-- THE TASK --
Note every line in the entries that contains the string "Highlights", and copy it.

-- Data items --
- Opening Delimiter -

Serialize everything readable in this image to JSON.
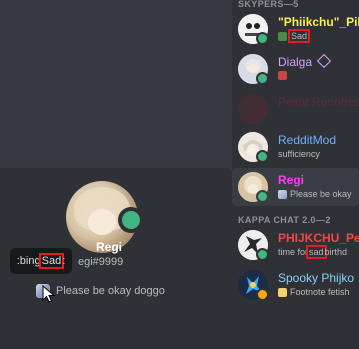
{
  "profile": {
    "name": "Regi",
    "tag": "egi#9999",
    "status_text": "Please be okay doggo",
    "tooltip_prefix": ":bing",
    "tooltip_highlight": "Sad",
    "tooltip_suffix": ":"
  },
  "members": {
    "sections": [
      {
        "title": "SKYPERS—5"
      },
      {
        "title": "KAPPA CHAT 2.0—2"
      }
    ],
    "skypers": [
      {
        "name": "\"Phiikchu\"_Pil",
        "sub_highlight": "Sad",
        "name_color": "#faf04b",
        "status": "online"
      },
      {
        "name": "Dialga",
        "sub": "",
        "name_color": "#d4a5ff",
        "status": "online"
      },
      {
        "name": "Peitat Renofresh",
        "sub": "",
        "name_color": "#8b2a3a",
        "status": "offline"
      },
      {
        "name": "RedditMod",
        "sub": "sufficiency",
        "name_color": "#6fb0ff",
        "status": "online"
      },
      {
        "name": "Regi",
        "sub": "Please be okay",
        "name_color": "#ff3df2",
        "status": "online"
      }
    ],
    "kappa": [
      {
        "name": "PHIJKCHU_Pe",
        "sub_prefix": "time for ",
        "sub_highlight": "sad",
        "sub_suffix": " birthd",
        "name_color": "#f04747",
        "status": "online"
      },
      {
        "name": "Spooky Phijko",
        "sub": "Footnote fetish",
        "name_color": "#8ad2ff",
        "status": "idle"
      }
    ]
  },
  "colors": {
    "online": "#43b581",
    "idle": "#faa61a",
    "highlight_box": "#e81c1c",
    "background": "#36393f",
    "sidebar": "#2f3136"
  }
}
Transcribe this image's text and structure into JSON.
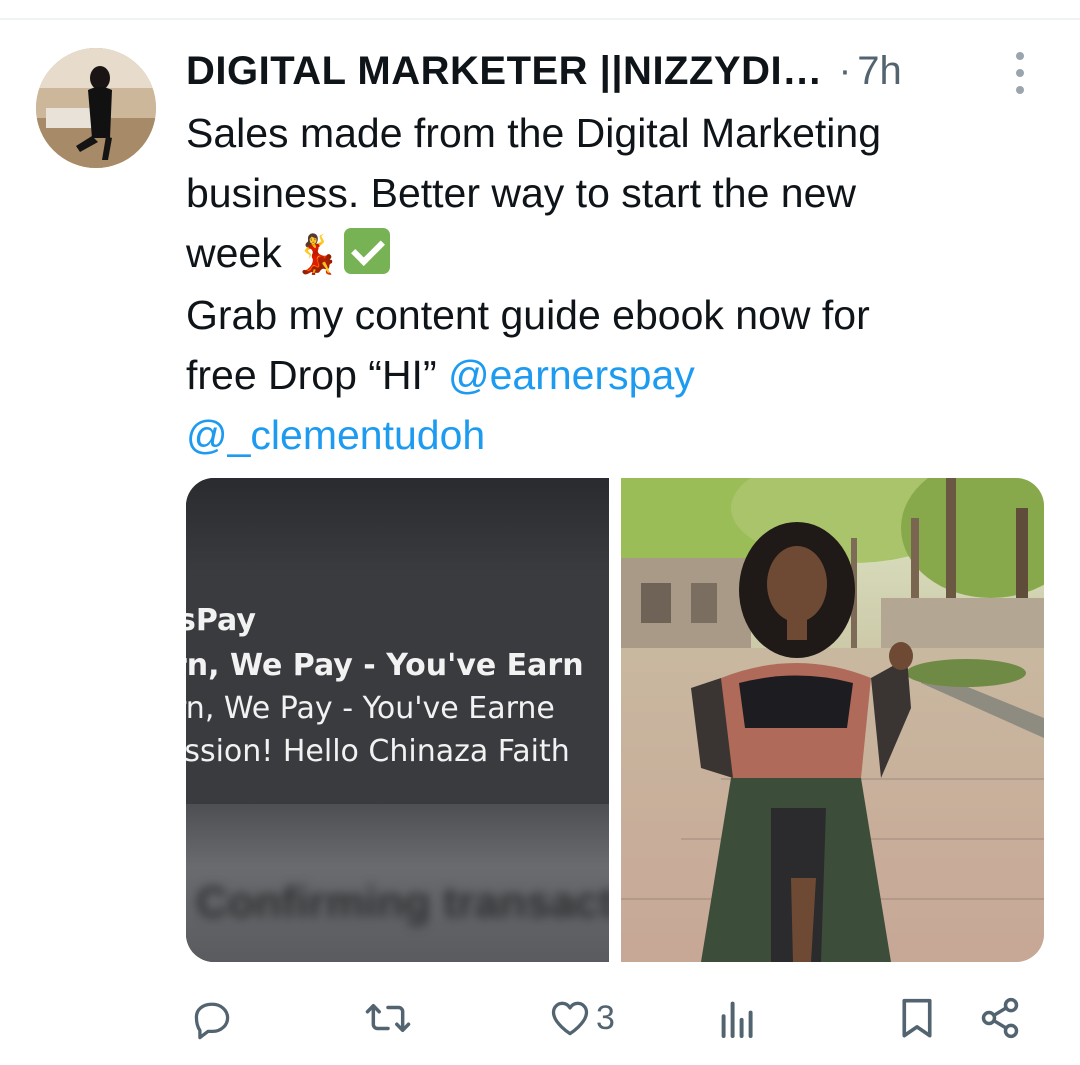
{
  "tweet": {
    "author": {
      "display_name": "DIGITAL MARKETER ||NIZZYDI…",
      "separator": "·",
      "time": "7h"
    },
    "text": {
      "line1": "Sales made from the Digital Marketing",
      "line2": "business. Better way to start the new",
      "line3_text": "week ",
      "line3_emoji": "💃",
      "line4": "Grab my content guide ebook now for",
      "line5_text": "free Drop “HI” ",
      "mention1": "@earnerspay",
      "mention2": "@_clementudoh"
    },
    "media": {
      "screenshot": {
        "app_name": "sPay",
        "title": "rn, We Pay - You've Earn",
        "body1": "rn, We Pay - You've Earne",
        "body2": "ission! Hello Chinaza Faith"
      }
    },
    "actions": {
      "reply_icon": "reply-icon",
      "retweet_icon": "retweet-icon",
      "like_icon": "heart-icon",
      "like_count": "3",
      "views_icon": "views-icon",
      "bookmark_icon": "bookmark-icon",
      "share_icon": "share-icon"
    }
  },
  "colors": {
    "text": "#0f1419",
    "secondary": "#536471",
    "link": "#1d9bf0",
    "divider": "#eff3f4"
  }
}
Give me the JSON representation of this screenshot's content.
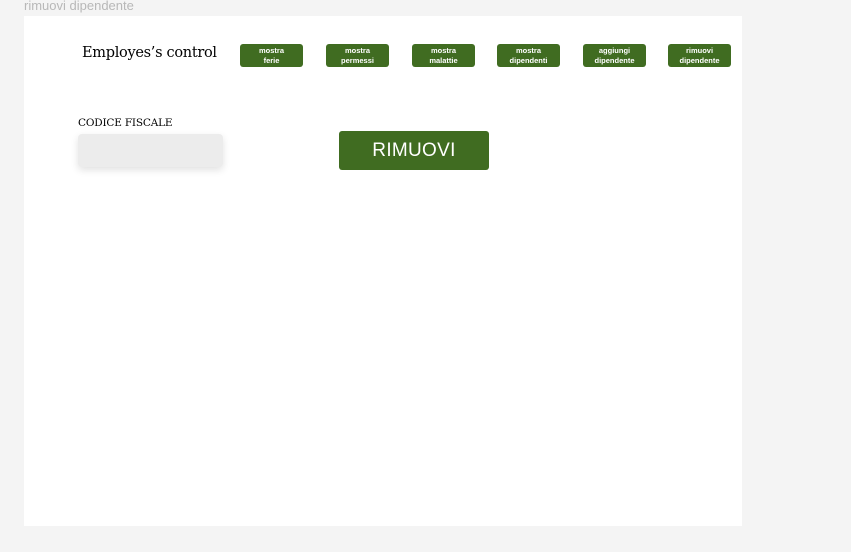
{
  "frame": {
    "title": "rimuovi dipendente"
  },
  "header": {
    "brand": "Employes’s control",
    "nav": [
      {
        "line1": "mostra",
        "line2": "ferie"
      },
      {
        "line1": "mostra",
        "line2": "permessi"
      },
      {
        "line1": "mostra",
        "line2": "malattie"
      },
      {
        "line1": "mostra",
        "line2": "dipendenti"
      },
      {
        "line1": "aggiungi",
        "line2": "dipendente"
      },
      {
        "line1": "rimuovi",
        "line2": "dipendente"
      }
    ]
  },
  "form": {
    "label": "CODICE FISCALE",
    "input_value": "",
    "input_placeholder": "",
    "submit_label": "RIMUOVI"
  },
  "colors": {
    "accent": "#406c21",
    "page_bg": "#f4f4f4",
    "input_bg": "#ececec"
  }
}
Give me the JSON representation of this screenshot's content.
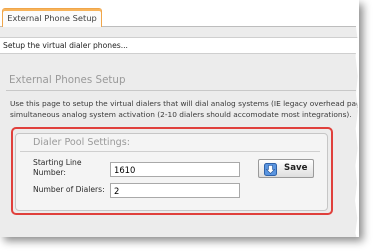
{
  "tab": {
    "label": "External Phone Setup"
  },
  "subheader": {
    "text": "Setup the virtual dialer phones..."
  },
  "panel": {
    "title": "External Phones Setup",
    "description_line1": "Use this page to setup the virtual dialers that will dial analog systems (IE legacy overhead pag",
    "description_line2": "simultaneous analog system activation (2-10 dialers should accomodate most integrations)."
  },
  "dialer_pool": {
    "title": "Dialer Pool Settings:",
    "starting_line_label_1": "Starting Line",
    "starting_line_label_2": "Number:",
    "starting_line_value": "1610",
    "number_of_dialers_label": "Number of Dialers:",
    "number_of_dialers_value": "2",
    "save_label": "Save",
    "save_icon": "save-arrow-icon"
  },
  "colors": {
    "tab_accent": "#f0a64a",
    "highlight": "#e0403c",
    "save_icon": "#3d7fd6"
  }
}
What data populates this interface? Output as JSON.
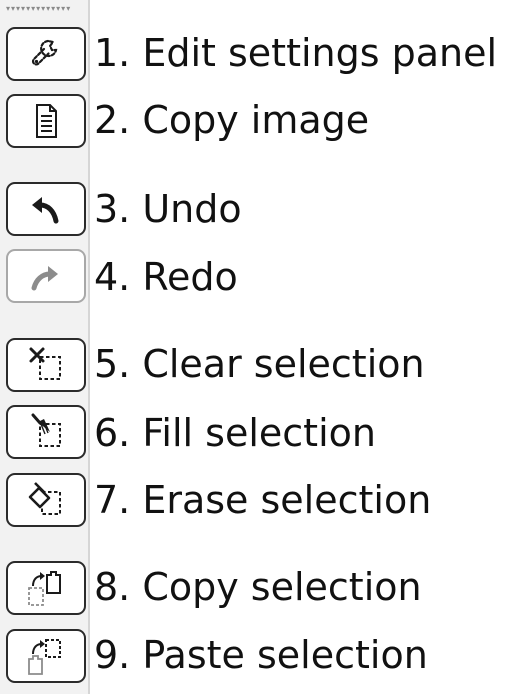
{
  "toolbar": {
    "grip": "▾▾▾▾▾▾▾▾▾▾▾▾▾",
    "buttons": [
      {
        "id": "edit-settings",
        "icon": "wrench-icon",
        "label": "1. Edit settings panel",
        "enabled": true
      },
      {
        "id": "copy-image",
        "icon": "document-icon",
        "label": "2. Copy image",
        "enabled": true
      },
      {
        "id": "undo",
        "icon": "undo-arrow-icon",
        "label": "3. Undo",
        "enabled": true
      },
      {
        "id": "redo",
        "icon": "redo-arrow-icon",
        "label": "4. Redo",
        "enabled": false
      },
      {
        "id": "clear-selection",
        "icon": "clear-selection-icon",
        "label": "5. Clear selection",
        "enabled": true
      },
      {
        "id": "fill-selection",
        "icon": "fill-selection-icon",
        "label": "6. Fill selection",
        "enabled": true
      },
      {
        "id": "erase-selection",
        "icon": "erase-selection-icon",
        "label": "7. Erase selection",
        "enabled": true
      },
      {
        "id": "copy-selection",
        "icon": "copy-selection-icon",
        "label": "8. Copy selection",
        "enabled": true
      },
      {
        "id": "paste-selection",
        "icon": "paste-selection-icon",
        "label": "9. Paste selection",
        "enabled": true
      }
    ]
  },
  "colors": {
    "icon": "#1a1a1a",
    "icon_disabled": "#8c8c8c",
    "border": "#2b2b2b",
    "border_disabled": "#a8a8a8"
  }
}
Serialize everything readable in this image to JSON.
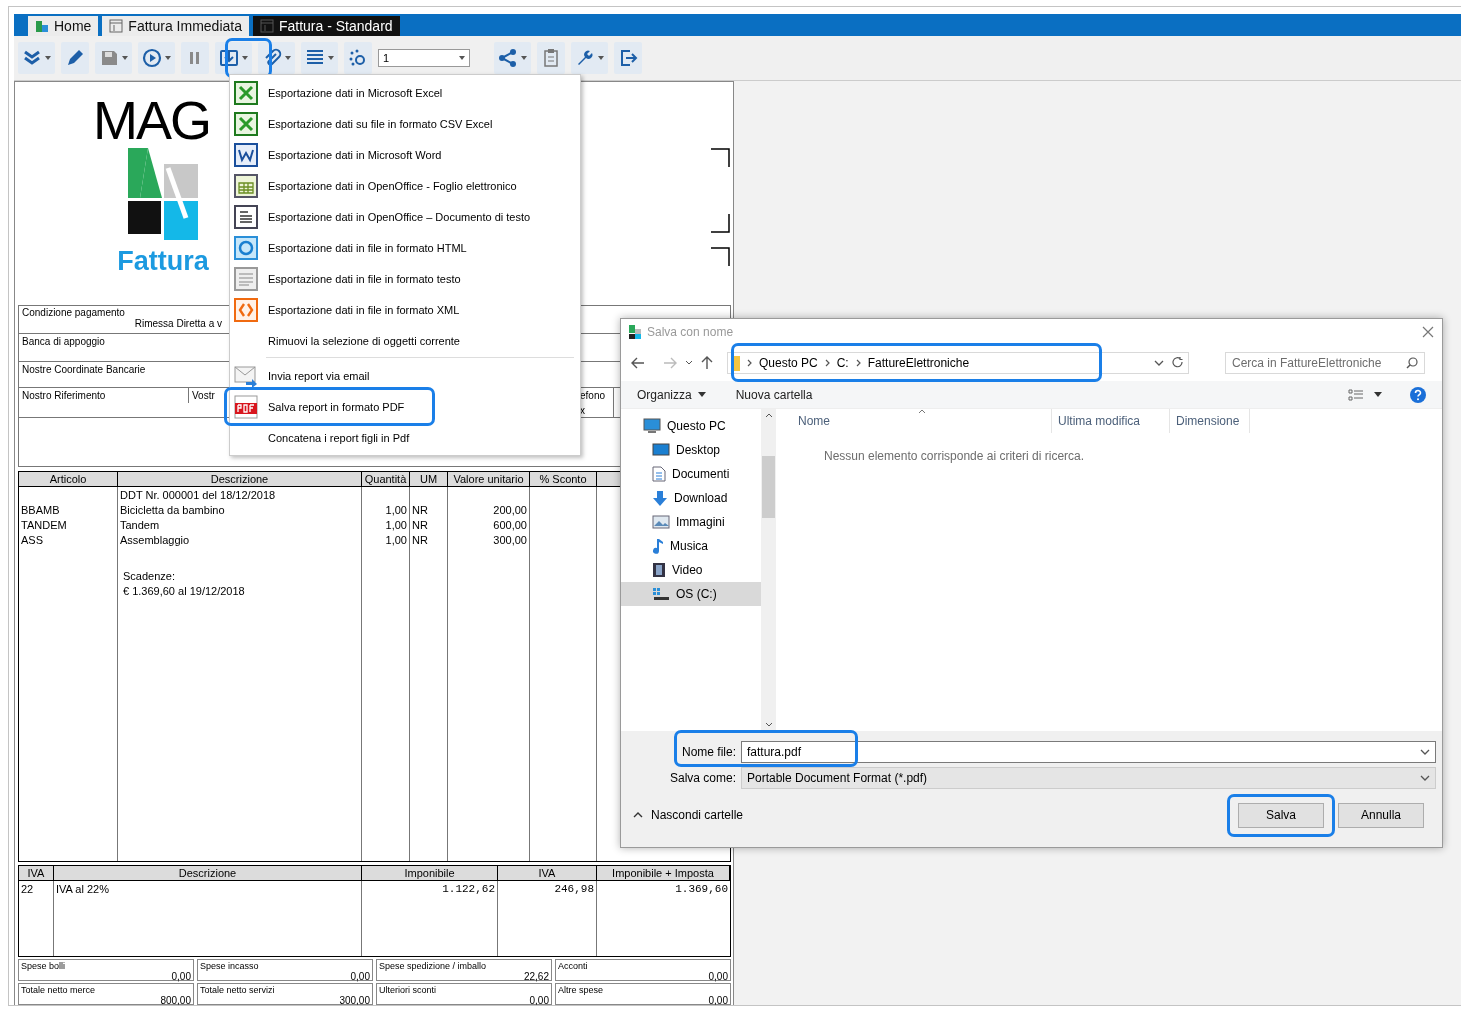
{
  "tabs": [
    {
      "label": "Home",
      "selected": false
    },
    {
      "label": "Fattura Immediata",
      "selected": false
    },
    {
      "label": "Fattura - Standard",
      "selected": true
    }
  ],
  "toolbar": {
    "export_highlighted": true,
    "page_field": {
      "value": "1"
    }
  },
  "report": {
    "logo_text": "MAG",
    "title": "Fattura",
    "info": {
      "payment_label": "Condizione pagamento",
      "payment_value": "Rimessa Diretta a v",
      "bank_label": "Banca di appoggio",
      "coordinates_label": "Nostre Coordinate Bancarie",
      "our_reference_label": "Nostro Riferimento",
      "your_reference_label": "Vostr",
      "phone_label": "efono",
      "fax_label": "x"
    },
    "items_table": {
      "columns": [
        "Articolo",
        "Descrizione",
        "Quantità",
        "UM",
        "Valore unitario",
        "% Sconto"
      ],
      "rows": [
        {
          "description": "DDT Nr. 000001 del 18/12/2018"
        },
        {
          "article": "BBAMB",
          "description": "Bicicletta da bambino",
          "quantity": "1,00",
          "um": "NR",
          "unit_value": "200,00"
        },
        {
          "article": "TANDEM",
          "description": "Tandem",
          "quantity": "1,00",
          "um": "NR",
          "unit_value": "600,00"
        },
        {
          "article": "ASS",
          "description": "Assemblaggio",
          "quantity": "1,00",
          "um": "NR",
          "unit_value": "300,00"
        }
      ],
      "notes": [
        "Scadenze:",
        "€ 1.369,60 al 19/12/2018"
      ]
    },
    "vat_table": {
      "columns": [
        "IVA",
        "Descrizione",
        "Imponibile",
        "IVA",
        "Imponibile + Imposta"
      ],
      "rows": [
        {
          "code": "22",
          "description": "IVA al 22%",
          "taxable": "1.122,62",
          "vat": "246,98",
          "total": "1.369,60"
        }
      ]
    },
    "totals": [
      {
        "label": "Spese bolli",
        "value": "0,00"
      },
      {
        "label": "Spese incasso",
        "value": "0,00"
      },
      {
        "label": "Spese spedizione / imballo",
        "value": "22,62"
      },
      {
        "label": "Acconti",
        "value": "0,00"
      },
      {
        "label": "Totale netto merce",
        "value": "800,00"
      },
      {
        "label": "Totale netto servizi",
        "value": "300,00"
      },
      {
        "label": "Ulteriori sconti",
        "value": "0,00"
      },
      {
        "label": "Altre spese",
        "value": "0,00"
      }
    ]
  },
  "menu": {
    "sections": [
      [
        {
          "label": "Esportazione dati in Microsoft Excel",
          "highlighted": false
        },
        {
          "label": "Esportazione dati su file in formato CSV Excel",
          "highlighted": false
        },
        {
          "label": "Esportazione dati in Microsoft Word",
          "highlighted": false
        },
        {
          "label": "Esportazione dati in OpenOffice - Foglio elettronico",
          "highlighted": false
        },
        {
          "label": "Esportazione dati in OpenOffice – Documento di testo",
          "highlighted": false
        },
        {
          "label": "Esportazione dati in file in formato HTML",
          "highlighted": false
        },
        {
          "label": "Esportazione dati in file in formato testo",
          "highlighted": false
        },
        {
          "label": "Esportazione dati in file in formato XML",
          "highlighted": false
        },
        {
          "label": "Rimuovi la selezione di oggetti corrente",
          "highlighted": false
        }
      ],
      [
        {
          "label": "Invia report via email",
          "highlighted": false
        },
        {
          "label": "Salva report in formato PDF",
          "highlighted": true
        },
        {
          "label": "Concatena i report figli in Pdf",
          "highlighted": false
        }
      ]
    ]
  },
  "dialog": {
    "title": "Salva con nome",
    "address": {
      "highlighted": true,
      "crumbs": [
        "Questo PC",
        "C:",
        "FattureElettroniche"
      ]
    },
    "search": {
      "placeholder": "Cerca in FattureElettroniche"
    },
    "commands": [
      "Organizza",
      "Nuova cartella"
    ],
    "nav": [
      {
        "label": "Questo PC",
        "selected": false,
        "children": [
          {
            "label": "Desktop",
            "selected": false
          },
          {
            "label": "Documenti",
            "selected": false
          },
          {
            "label": "Download",
            "selected": false
          },
          {
            "label": "Immagini",
            "selected": false
          },
          {
            "label": "Musica",
            "selected": false
          },
          {
            "label": "Video",
            "selected": false
          },
          {
            "label": "OS (C:)",
            "selected": true
          }
        ]
      }
    ],
    "columns": [
      "Nome",
      "Ultima modifica",
      "Dimensione"
    ],
    "empty_message": "Nessun elemento corrisponde ai criteri di ricerca.",
    "file_name": {
      "label": "Nome file:",
      "value": "fattura.pdf",
      "highlighted": true
    },
    "save_as": {
      "label": "Salva come:",
      "value": "Portable Document Format (*.pdf)"
    },
    "hide_folders": "Nascondi cartelle",
    "buttons": [
      {
        "label": "Salva",
        "highlighted": true
      },
      {
        "label": "Annulla",
        "highlighted": false
      }
    ]
  }
}
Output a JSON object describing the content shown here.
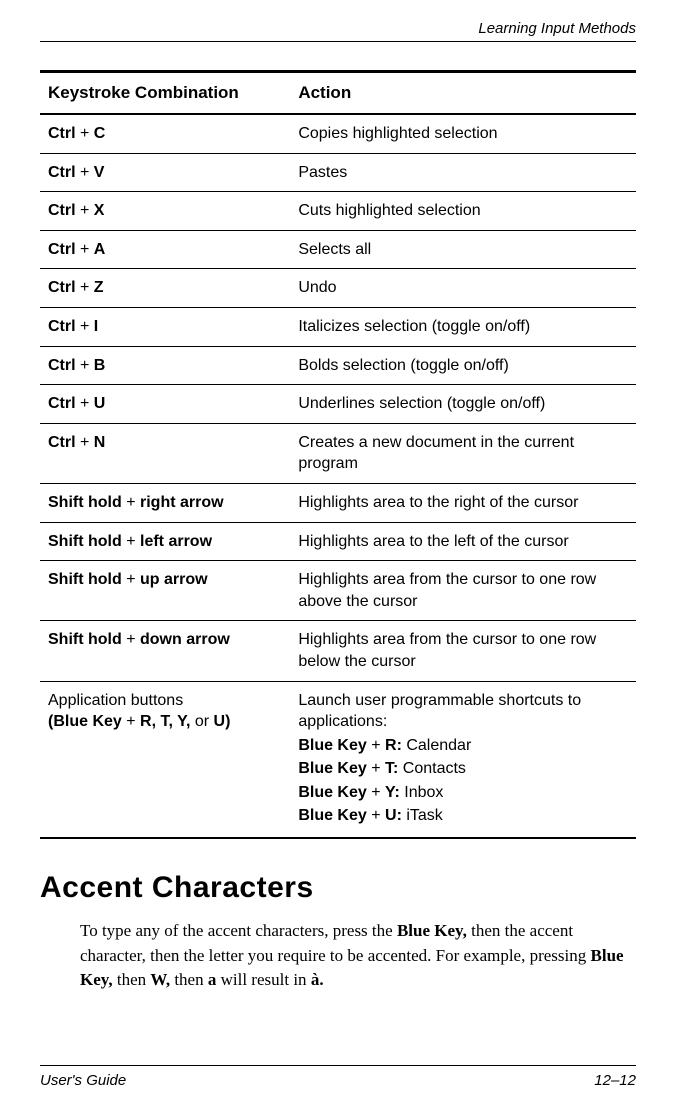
{
  "header": {
    "running_title": "Learning Input Methods"
  },
  "table": {
    "head": {
      "col1": "Keystroke Combination",
      "col2": "Action"
    },
    "rows": [
      {
        "k_pre": "Ctrl",
        "k_plus": " + ",
        "k_post": "C",
        "action": "Copies highlighted selection"
      },
      {
        "k_pre": "Ctrl",
        "k_plus": " + ",
        "k_post": "V",
        "action": "Pastes"
      },
      {
        "k_pre": "Ctrl",
        "k_plus": " + ",
        "k_post": "X",
        "action": "Cuts highlighted selection"
      },
      {
        "k_pre": "Ctrl",
        "k_plus": " + ",
        "k_post": "A",
        "action": "Selects all"
      },
      {
        "k_pre": "Ctrl",
        "k_plus": " + ",
        "k_post": "Z",
        "action": "Undo"
      },
      {
        "k_pre": "Ctrl",
        "k_plus": " + ",
        "k_post": "I",
        "action": "Italicizes selection (toggle on/off)"
      },
      {
        "k_pre": "Ctrl",
        "k_plus": " + ",
        "k_post": "B",
        "action": "Bolds selection (toggle on/off)"
      },
      {
        "k_pre": "Ctrl",
        "k_plus": " + ",
        "k_post": "U",
        "action": "Underlines selection (toggle on/off)"
      },
      {
        "k_pre": "Ctrl",
        "k_plus": " + ",
        "k_post": "N",
        "action": "Creates a new document in the current program"
      },
      {
        "k_pre": "Shift hold",
        "k_plus": " + ",
        "k_post": "right arrow",
        "action": "Highlights area to the right of the cursor"
      },
      {
        "k_pre": "Shift hold",
        "k_plus": " + ",
        "k_post": "left arrow",
        "action": "Highlights area to the left of the cursor"
      },
      {
        "k_pre": "Shift hold",
        "k_plus": " + ",
        "k_post": "up arrow",
        "action": "Highlights area from the cursor to one row above the cursor"
      },
      {
        "k_pre": "Shift hold",
        "k_plus": " + ",
        "k_post": "down arrow",
        "action": "Highlights area from the cursor to one row below the cursor"
      }
    ],
    "app_row": {
      "col1_line1": "Application buttons",
      "col1_line2_pre": "(Blue Key",
      "col1_line2_plus": " + ",
      "col1_line2_post": "R, T, Y,",
      "col1_line2_or": " or ",
      "col1_line2_end": "U)",
      "intro": "Launch user programmable shortcuts to applications:",
      "items": [
        {
          "key": "Blue Key",
          "plus": " + ",
          "letter": "R:",
          "app": " Calendar"
        },
        {
          "key": "Blue Key",
          "plus": " + ",
          "letter": "T:",
          "app": " Contacts"
        },
        {
          "key": "Blue Key",
          "plus": " + ",
          "letter": "Y:",
          "app": " Inbox"
        },
        {
          "key": "Blue Key",
          "plus": " + ",
          "letter": "U:",
          "app": " iTask"
        }
      ]
    }
  },
  "section": {
    "heading": "Accent Characters",
    "p1": "To type any of the accent characters, press the ",
    "p1_b1": "Blue Key,",
    "p2": " then the accent character, then the letter you require to be accented. For example, pressing ",
    "p2_b1": "Blue Key,",
    "p3": " then ",
    "p3_b1": "W,",
    "p4": " then ",
    "p4_b1": "a",
    "p5": " will result in ",
    "p5_b1": "à."
  },
  "footer": {
    "left": "User's Guide",
    "right": "12–12"
  }
}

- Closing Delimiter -

-- SOLUTION TO THE PROBLEM --
        "action": "Highlights area to the right of the cursor"
        "action": "Highlights area to the left of the cursor"
        "action": "Highlights area from the cursor to one row above the cursor"
        "action": "Highlights area from the cursor to one row below the cursor"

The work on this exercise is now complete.